One of the biggest break-through’s in my endurance, range, and over all strength has been essentially keeping the horn to my face for long periods of time. I’ve written about this the last several weeks, and I wanted to bring it up again because those of us that celebrate Thanksgiving here in the U.S.A. are going to have some extra time (and stuffing) on our hands.
If you can break away from the dishes long enough, you can grab your horn and set a stop watch. Once you start playing – don’t stop! Breathe as you need to, but limit the time without the mouthpiece on your face to a bare minimum… if at all. We’re looking for a burning sensation (at least that’s what I feel) right in the center of the chops… kinda makes me feel like I’ve put some hot stuff right on my skin and it feels numb and burning at the same time.
Once you are airing out more than you’re playing, stop and rest! If you plan this 10 minutes out well enough and actually practice something such as an Arban’s etude, play along with Jamey Aebersold (improvisation), do some reading, or work on scales and chords, you can take care of several needs at once – this becomes VERY efficient practice!
Tip #2 – Know When It’s Time To Stop!
It’s kinda funny, because that sounds like drinking… but there have been those of us that get absolutely obsessive about practicing and practice ourselves right into chops trouble! In “About Face,” one of the interviews I did was with Personal Trainer / Martial Artist / Body Builder; Roland Craeye. What came to light for me was the fact that when we over-tax a muscle (or several muscles) it can take anywhere between 48 to 96 hours for a full recovery! That’s 2 to 4 days before things are healed from the damage inflicted from over exertion.
If you are a practicer that tends to just keep banging out the high stuff day after day after day, understand that you WILL pay a price for that fairly soon. It’s really best to plan / strategize your practice week in advance. Have an idea of the playing demands that are in your week, and plan your practicing accordingly. I always lighten up 2 days before a show!
Remember – for me, a lighter day consists of doing pedal tones, Clarke studies, and little else. MAYBE some improv, scale patterns, and transcribing… but no long playing (as mentioned above), or excessively high playing…

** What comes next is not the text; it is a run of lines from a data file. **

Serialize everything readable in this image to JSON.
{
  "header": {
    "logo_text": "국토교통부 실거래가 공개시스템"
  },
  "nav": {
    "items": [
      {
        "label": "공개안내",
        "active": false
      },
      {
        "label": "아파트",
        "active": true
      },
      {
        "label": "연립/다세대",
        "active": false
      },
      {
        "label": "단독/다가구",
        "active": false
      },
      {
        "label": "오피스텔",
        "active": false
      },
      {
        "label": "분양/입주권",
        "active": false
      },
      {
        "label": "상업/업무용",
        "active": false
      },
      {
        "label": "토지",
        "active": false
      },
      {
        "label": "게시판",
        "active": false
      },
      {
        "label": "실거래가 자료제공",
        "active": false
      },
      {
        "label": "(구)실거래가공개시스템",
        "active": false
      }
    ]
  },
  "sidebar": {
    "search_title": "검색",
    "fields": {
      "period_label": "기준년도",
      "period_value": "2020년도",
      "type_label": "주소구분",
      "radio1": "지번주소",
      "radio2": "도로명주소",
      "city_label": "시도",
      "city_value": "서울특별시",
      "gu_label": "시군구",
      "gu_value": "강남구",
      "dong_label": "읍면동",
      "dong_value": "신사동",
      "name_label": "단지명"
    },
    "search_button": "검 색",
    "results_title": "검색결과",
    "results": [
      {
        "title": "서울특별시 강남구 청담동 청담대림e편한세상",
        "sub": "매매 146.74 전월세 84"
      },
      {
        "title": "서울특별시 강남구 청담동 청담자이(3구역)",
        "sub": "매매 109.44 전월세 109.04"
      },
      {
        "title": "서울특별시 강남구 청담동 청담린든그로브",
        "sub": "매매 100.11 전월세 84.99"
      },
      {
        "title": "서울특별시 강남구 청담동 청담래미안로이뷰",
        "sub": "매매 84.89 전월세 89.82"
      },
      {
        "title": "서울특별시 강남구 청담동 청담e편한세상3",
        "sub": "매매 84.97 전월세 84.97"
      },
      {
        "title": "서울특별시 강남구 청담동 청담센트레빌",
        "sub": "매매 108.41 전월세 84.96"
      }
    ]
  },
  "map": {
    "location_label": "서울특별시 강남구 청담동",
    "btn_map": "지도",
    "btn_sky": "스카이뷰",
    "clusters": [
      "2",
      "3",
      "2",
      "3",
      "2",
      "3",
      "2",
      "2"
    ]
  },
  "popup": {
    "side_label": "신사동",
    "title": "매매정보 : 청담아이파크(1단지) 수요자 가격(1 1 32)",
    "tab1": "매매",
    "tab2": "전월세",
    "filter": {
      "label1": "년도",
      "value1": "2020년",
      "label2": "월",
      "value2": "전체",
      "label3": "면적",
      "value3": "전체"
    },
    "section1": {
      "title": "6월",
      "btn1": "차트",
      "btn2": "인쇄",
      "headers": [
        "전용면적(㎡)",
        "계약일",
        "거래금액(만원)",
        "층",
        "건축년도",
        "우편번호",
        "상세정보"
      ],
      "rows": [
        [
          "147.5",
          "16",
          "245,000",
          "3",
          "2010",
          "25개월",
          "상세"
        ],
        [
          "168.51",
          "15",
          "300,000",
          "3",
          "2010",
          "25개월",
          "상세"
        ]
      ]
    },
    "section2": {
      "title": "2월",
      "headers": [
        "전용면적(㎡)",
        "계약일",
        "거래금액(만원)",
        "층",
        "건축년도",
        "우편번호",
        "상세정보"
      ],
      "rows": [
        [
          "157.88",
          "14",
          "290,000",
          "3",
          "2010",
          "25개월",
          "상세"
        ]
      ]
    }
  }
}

“Reduce your plan to writing. The moment you complete this, you will have definitely given concrete form to the intangible desire.”
1883-1970, Author of Think and Grow Rich
Have a Great week (and a Happy Thanksgiving)